MATERIAL PROVIDED ▸
····················
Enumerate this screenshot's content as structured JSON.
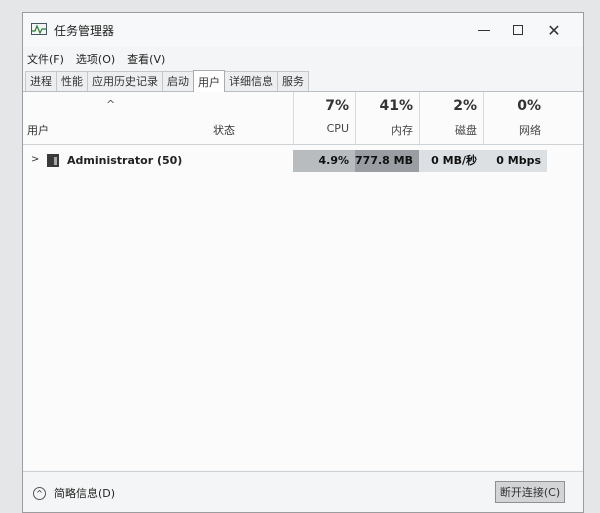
{
  "window": {
    "title": "任务管理器",
    "controls": {
      "minimize": "—",
      "maximize": "□",
      "close": "✕"
    }
  },
  "menu": [
    "文件(F)",
    "选项(O)",
    "查看(V)"
  ],
  "tabs": [
    {
      "label": "进程",
      "active": false
    },
    {
      "label": "性能",
      "active": false
    },
    {
      "label": "应用历史记录",
      "active": false
    },
    {
      "label": "启动",
      "active": false
    },
    {
      "label": "用户",
      "active": true
    },
    {
      "label": "详细信息",
      "active": false
    },
    {
      "label": "服务",
      "active": false
    }
  ],
  "table": {
    "sort_indicator": "^",
    "columns": {
      "user": "用户",
      "status": "状态",
      "cpu": {
        "percent": "7%",
        "label": "CPU"
      },
      "memory": {
        "percent": "41%",
        "label": "内存"
      },
      "disk": {
        "percent": "2%",
        "label": "磁盘"
      },
      "network": {
        "percent": "0%",
        "label": "网络"
      }
    },
    "rows": [
      {
        "expander": ">",
        "user": "Administrator (50)",
        "status": "",
        "cpu": "4.9%",
        "memory": "777.8 MB",
        "disk": "0 MB/秒",
        "network": "0 Mbps"
      }
    ]
  },
  "footer": {
    "fewer_details": "简略信息(D)",
    "disconnect": "断开连接(C)"
  },
  "colors": {
    "cpu_cell": "#b9bcbf",
    "memory_cell": "#9a9da1",
    "disk_cell": "#dde0e2",
    "network_cell": "#dde0e2"
  }
}
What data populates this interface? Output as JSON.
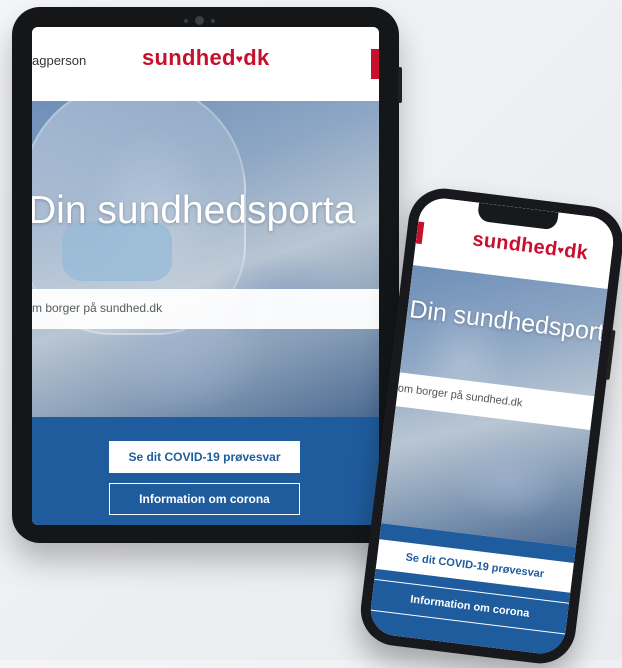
{
  "tablet": {
    "nav_link": "agperson",
    "logo_text": "sundhed",
    "logo_suffix": "dk",
    "hero_title": "Din sundhedsporta",
    "search_placeholder": "m borger på sundhed.dk",
    "primary_button": "Se dit COVID-19 prøvesvar",
    "secondary_button": "Information om corona"
  },
  "phone": {
    "logo_text": "sundhed",
    "logo_suffix": "dk",
    "hero_title": "Din sundhedsporta",
    "search_placeholder": "om borger på sundhed.dk",
    "primary_button": "Se dit COVID-19 prøvesvar",
    "secondary_button": "Information om corona"
  },
  "colors": {
    "brand_red": "#c8102e",
    "brand_blue": "#1f5c9e"
  },
  "icons": {
    "logo_heart": "heart-icon"
  }
}
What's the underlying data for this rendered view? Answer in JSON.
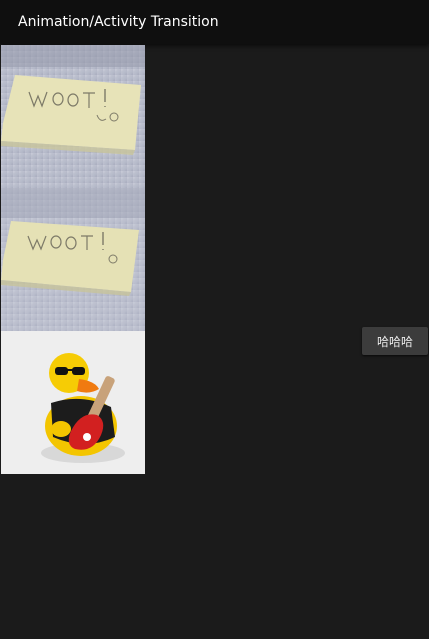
{
  "appbar": {
    "title": "Animation/Activity Transition"
  },
  "images": [
    {
      "icon": "sticky-note-image",
      "text": "WOOT!"
    },
    {
      "icon": "sticky-note-image",
      "text": "WOOT!"
    },
    {
      "icon": "rubber-duck-guitar-image"
    }
  ],
  "action_button": {
    "label": "哈哈哈"
  },
  "colors": {
    "background": "#1b1b1b",
    "appbar": "#0f0f0f",
    "button": "#3c3c3c"
  }
}
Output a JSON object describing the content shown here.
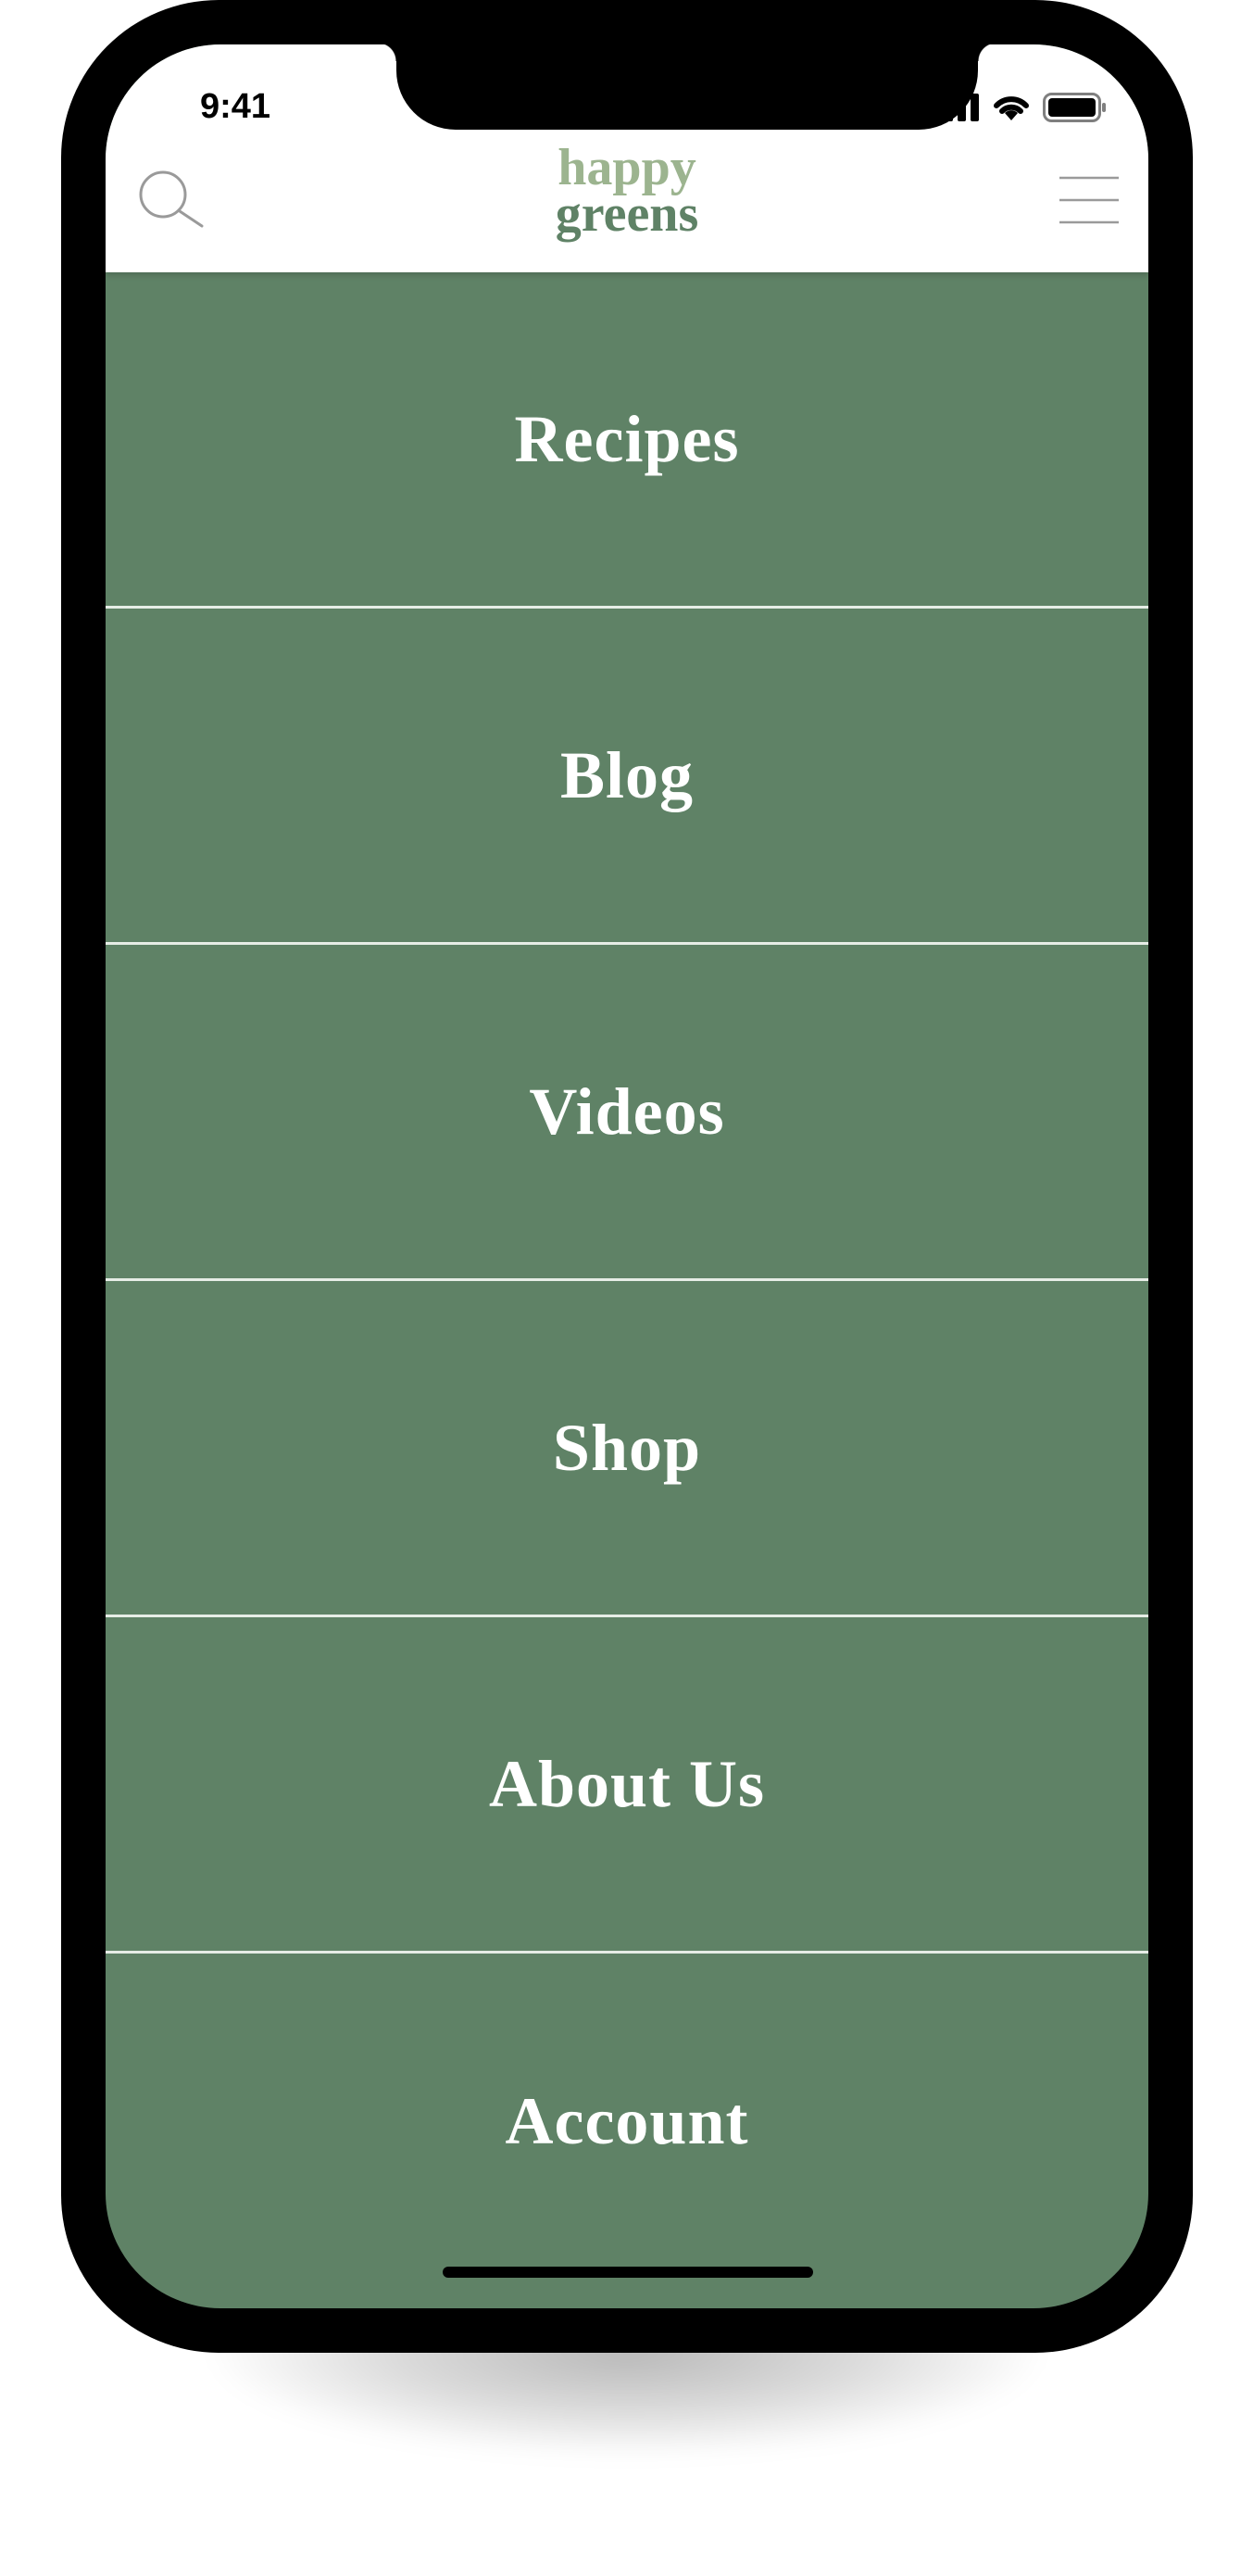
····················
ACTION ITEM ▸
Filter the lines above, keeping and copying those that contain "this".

RESPONSE TO THE EXERCISE ▸
Enumerate this screenshot's content as structured JSON.
What data populates this interface? Output as JSON.
What's the underlying data for this rendered view? Answer in JSON.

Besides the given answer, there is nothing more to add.